With the 2017 World Baseball Classic around the corner, Team Israel has reportedly reached out to Indians second baseman Jason Kipnis, per MLB Network’s Jon Morosi. Tournament rules stipulate that a player’s roster eligibility can be achieved in one of several ways: they were born in the country in question or hold citizenship/permanent legal residence there (or are simply capable of qualifying for citizenship), or one of their parents was born in the country or holds citizenship/permanent legal residence there.
For Kipnis, it’s the latter. Kipnis’ father, Mark Kipnis, is Jewish. That gives Kipnis the status he needs to suit up for Team Israel, despite the fact that he is a practicing Roman Catholic. He has yet to confirm or deny his participation in the competition.
Fifteen players have confirmed for Team Israel so far, including Mets’ infielder/outfielder Ty Kelly and free agents Sam Fuld, Nate Freiman, Jason Marquis and Jeremy Bleich. Per MLB.com’s Chad Thornburg, eight minor leaguers will also appear for the team. Like Kipnis, at least three other major leaguers are eligible for Team Israel’s roster but have yet to accept or decline involvement in the WBC: Dodgers center fielder Joc Pederson, Mariners infielder/outfielder Danny Valencia and free agent left-hander Craig Breslow.

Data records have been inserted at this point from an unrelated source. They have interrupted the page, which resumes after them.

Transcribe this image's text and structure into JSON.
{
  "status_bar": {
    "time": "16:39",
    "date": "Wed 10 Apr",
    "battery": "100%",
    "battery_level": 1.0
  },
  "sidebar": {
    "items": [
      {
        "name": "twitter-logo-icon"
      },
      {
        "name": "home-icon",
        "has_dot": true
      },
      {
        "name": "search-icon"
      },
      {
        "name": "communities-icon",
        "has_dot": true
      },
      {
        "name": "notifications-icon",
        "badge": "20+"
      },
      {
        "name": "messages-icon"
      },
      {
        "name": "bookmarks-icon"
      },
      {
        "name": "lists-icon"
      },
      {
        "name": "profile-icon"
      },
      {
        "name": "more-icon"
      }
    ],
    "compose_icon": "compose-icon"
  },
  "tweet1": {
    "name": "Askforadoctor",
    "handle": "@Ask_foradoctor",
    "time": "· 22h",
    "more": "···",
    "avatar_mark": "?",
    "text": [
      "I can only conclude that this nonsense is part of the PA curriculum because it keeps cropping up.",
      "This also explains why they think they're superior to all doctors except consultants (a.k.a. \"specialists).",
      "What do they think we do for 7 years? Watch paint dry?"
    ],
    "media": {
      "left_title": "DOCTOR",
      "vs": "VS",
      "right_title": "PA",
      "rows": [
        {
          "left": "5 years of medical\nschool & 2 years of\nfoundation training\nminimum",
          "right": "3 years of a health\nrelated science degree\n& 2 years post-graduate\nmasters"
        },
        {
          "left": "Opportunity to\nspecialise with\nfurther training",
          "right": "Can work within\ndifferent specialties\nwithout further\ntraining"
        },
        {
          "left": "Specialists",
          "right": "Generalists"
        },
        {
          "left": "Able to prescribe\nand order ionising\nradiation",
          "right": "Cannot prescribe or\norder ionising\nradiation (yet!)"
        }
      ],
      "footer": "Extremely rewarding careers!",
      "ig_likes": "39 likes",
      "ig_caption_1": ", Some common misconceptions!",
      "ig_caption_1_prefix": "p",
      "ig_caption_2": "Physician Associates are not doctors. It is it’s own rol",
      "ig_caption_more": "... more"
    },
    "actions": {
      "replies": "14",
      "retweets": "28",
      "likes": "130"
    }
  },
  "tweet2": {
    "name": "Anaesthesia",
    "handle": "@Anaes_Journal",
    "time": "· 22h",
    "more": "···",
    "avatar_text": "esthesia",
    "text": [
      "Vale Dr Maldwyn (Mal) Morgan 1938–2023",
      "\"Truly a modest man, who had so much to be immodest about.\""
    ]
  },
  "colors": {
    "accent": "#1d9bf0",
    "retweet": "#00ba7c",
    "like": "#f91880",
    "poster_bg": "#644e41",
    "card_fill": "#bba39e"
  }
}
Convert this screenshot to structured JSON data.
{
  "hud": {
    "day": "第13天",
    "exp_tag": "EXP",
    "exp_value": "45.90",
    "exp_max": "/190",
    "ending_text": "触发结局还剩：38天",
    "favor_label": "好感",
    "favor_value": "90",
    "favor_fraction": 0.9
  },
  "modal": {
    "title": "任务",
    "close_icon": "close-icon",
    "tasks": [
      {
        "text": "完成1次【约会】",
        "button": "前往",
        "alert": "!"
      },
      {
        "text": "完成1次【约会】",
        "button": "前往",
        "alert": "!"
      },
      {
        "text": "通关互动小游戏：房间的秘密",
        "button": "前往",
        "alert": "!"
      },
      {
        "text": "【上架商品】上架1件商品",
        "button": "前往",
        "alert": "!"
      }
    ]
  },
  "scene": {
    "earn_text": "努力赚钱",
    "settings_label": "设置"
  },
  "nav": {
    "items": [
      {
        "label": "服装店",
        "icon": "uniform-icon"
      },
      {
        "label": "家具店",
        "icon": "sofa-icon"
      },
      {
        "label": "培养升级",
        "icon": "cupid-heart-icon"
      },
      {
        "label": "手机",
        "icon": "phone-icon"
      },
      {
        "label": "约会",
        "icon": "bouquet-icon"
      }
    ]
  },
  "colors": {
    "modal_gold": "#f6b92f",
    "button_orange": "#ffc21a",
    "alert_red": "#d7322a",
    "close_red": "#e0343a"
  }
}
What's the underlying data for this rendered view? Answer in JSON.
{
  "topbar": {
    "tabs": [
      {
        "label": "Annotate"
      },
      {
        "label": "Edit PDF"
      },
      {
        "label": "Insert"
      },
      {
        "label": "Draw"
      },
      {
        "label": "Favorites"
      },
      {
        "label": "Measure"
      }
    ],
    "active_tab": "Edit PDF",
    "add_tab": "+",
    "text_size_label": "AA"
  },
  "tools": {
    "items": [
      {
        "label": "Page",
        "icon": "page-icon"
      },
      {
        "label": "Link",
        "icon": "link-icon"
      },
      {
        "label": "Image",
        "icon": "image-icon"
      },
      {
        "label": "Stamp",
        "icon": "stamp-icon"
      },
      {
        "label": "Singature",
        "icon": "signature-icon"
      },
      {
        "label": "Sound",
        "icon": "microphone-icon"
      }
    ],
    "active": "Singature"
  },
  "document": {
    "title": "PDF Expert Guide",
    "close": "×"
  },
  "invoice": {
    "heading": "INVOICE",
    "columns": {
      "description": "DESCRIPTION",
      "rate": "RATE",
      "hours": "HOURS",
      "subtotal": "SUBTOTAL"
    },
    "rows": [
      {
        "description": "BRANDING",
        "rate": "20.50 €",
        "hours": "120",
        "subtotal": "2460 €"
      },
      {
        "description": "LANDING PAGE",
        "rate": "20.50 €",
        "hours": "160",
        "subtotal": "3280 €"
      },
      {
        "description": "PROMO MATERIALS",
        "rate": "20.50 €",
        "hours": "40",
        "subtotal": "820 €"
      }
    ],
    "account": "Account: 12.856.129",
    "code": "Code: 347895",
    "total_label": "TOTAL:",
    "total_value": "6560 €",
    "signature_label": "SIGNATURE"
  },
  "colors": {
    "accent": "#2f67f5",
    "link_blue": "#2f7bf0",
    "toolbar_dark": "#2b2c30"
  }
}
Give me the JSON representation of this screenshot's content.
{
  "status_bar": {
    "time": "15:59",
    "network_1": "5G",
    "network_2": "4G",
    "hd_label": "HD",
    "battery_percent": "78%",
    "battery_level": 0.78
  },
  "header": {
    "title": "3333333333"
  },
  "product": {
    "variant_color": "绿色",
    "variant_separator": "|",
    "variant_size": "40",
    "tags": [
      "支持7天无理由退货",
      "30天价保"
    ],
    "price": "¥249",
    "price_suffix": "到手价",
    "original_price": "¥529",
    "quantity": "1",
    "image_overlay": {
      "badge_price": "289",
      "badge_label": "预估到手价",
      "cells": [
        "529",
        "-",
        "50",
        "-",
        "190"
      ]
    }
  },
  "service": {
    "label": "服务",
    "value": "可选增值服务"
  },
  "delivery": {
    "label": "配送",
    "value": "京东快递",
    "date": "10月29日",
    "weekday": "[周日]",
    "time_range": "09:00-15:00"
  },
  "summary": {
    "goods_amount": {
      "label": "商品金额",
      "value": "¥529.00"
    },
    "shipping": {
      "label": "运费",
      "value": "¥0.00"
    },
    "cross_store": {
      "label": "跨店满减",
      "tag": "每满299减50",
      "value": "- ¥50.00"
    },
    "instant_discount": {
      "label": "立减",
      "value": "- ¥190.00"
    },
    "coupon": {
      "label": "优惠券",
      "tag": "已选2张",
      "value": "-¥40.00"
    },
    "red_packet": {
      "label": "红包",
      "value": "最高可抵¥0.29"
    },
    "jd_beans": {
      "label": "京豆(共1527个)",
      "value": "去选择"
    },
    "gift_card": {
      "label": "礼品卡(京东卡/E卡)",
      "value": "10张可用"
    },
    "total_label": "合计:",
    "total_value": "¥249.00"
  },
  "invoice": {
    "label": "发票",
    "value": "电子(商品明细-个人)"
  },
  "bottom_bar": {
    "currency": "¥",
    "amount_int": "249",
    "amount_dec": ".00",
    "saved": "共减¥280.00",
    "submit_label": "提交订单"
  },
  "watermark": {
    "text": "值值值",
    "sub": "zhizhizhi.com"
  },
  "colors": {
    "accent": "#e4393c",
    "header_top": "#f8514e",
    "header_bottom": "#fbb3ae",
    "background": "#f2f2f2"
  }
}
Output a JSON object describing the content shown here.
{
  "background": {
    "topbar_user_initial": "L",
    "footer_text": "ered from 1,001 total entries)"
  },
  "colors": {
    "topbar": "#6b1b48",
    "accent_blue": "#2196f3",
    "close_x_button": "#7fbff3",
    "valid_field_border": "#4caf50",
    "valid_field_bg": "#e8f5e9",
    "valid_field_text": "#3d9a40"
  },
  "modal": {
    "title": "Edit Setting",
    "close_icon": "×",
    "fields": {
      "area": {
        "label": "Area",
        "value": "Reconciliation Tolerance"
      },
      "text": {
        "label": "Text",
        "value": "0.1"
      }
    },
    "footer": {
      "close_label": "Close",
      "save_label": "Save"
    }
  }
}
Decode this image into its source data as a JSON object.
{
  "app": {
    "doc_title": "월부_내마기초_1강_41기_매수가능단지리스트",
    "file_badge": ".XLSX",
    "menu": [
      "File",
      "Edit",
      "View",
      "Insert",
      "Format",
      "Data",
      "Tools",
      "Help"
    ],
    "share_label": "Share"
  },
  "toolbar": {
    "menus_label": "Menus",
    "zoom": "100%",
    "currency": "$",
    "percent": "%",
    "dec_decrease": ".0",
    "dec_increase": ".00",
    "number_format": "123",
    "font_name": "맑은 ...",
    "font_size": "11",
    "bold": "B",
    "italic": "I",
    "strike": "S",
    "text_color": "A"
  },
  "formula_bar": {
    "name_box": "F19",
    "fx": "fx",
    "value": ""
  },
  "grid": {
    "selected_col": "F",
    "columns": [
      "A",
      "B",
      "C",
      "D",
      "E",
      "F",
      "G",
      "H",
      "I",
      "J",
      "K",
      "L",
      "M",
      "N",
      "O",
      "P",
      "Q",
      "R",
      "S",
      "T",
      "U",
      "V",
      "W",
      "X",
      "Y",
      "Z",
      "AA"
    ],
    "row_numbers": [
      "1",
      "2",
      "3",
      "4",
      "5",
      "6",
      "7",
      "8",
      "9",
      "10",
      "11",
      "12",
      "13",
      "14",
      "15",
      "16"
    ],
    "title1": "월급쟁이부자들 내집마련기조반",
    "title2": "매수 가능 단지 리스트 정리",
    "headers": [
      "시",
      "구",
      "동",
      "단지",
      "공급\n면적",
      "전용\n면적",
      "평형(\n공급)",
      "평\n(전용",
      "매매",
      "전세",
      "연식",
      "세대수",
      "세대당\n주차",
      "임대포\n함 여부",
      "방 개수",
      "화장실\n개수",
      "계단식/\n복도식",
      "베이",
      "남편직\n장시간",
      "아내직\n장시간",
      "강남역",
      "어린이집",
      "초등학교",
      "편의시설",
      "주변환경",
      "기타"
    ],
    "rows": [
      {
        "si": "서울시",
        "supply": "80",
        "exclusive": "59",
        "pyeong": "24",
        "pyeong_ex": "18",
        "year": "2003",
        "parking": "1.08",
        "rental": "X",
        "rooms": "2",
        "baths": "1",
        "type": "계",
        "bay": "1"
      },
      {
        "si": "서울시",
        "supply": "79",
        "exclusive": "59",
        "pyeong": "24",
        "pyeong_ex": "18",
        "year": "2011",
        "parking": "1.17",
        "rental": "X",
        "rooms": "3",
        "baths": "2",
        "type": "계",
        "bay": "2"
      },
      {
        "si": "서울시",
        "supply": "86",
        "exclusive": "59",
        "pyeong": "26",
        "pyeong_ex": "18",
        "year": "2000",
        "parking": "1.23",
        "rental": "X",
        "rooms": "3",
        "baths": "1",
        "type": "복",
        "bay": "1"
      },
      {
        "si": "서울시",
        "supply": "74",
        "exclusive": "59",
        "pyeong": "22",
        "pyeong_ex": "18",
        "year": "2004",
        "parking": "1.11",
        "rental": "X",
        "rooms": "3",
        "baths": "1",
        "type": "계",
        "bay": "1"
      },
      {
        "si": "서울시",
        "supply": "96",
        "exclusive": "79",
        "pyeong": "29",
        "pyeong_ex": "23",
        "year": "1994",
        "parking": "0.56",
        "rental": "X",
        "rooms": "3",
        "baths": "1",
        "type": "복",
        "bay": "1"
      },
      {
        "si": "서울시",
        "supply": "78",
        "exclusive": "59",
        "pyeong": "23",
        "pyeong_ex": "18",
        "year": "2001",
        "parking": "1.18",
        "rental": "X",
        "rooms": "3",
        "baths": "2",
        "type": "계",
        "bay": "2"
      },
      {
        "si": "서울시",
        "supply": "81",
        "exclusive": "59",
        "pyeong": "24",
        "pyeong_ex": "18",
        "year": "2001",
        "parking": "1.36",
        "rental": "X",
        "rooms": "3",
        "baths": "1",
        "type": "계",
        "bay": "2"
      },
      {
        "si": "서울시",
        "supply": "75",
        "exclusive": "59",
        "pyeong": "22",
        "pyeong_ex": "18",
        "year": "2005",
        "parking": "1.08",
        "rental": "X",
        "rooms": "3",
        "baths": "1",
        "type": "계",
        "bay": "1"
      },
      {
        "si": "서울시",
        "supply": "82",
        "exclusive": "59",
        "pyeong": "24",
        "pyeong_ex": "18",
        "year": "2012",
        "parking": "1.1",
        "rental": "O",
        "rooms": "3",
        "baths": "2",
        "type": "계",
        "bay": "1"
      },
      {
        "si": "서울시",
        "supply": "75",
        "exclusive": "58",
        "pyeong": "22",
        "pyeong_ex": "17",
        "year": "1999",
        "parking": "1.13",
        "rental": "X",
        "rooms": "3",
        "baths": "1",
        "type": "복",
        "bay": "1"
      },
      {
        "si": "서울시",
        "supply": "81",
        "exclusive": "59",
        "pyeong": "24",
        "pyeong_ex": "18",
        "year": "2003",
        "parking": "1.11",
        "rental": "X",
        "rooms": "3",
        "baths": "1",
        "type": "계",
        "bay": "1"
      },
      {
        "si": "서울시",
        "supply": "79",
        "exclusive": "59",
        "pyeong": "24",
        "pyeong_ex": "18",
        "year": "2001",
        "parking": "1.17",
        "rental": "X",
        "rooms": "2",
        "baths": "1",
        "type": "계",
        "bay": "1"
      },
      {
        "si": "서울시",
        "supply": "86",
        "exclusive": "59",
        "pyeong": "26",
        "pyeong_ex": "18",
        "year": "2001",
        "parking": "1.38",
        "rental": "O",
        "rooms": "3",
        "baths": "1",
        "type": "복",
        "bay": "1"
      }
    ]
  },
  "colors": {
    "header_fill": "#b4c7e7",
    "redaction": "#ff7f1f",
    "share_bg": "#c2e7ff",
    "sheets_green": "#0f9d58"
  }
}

Free agent first baseman James Loney has reportedly signed a minor league deal with the Rangers, per FanRag Sports’ Jon Heyman. The deal includes an invite to spring training and a $1 million salary if he makes the major league roster in 2017.
Loney picked up a one-year stint and starting role with the Mets in 2016, slashing .265/.307/.397 with nine home runs in 336 PA. While his numbers were down a hair from the .280/.322/.357 batting line he produced with the Rays in 2015, he provided the Mets with a necessary, if underwhelming upgrade over an injured Lucas Duda through most of the season.
The 32-year-old infielder is expected to have some competition at first base, with at least five other candidates in the mix: Jurickson Profar, Ronald Guzman, Ryan Rua, Joey Gallo and Josh Hamilton. Rumor has it that the team is planning on platooning Rua and Profar in 2017, barring any impressive breakouts or injuries during spring training, though Loney could still provide the club with some veteran depth and a decent left-handed bat off the bench.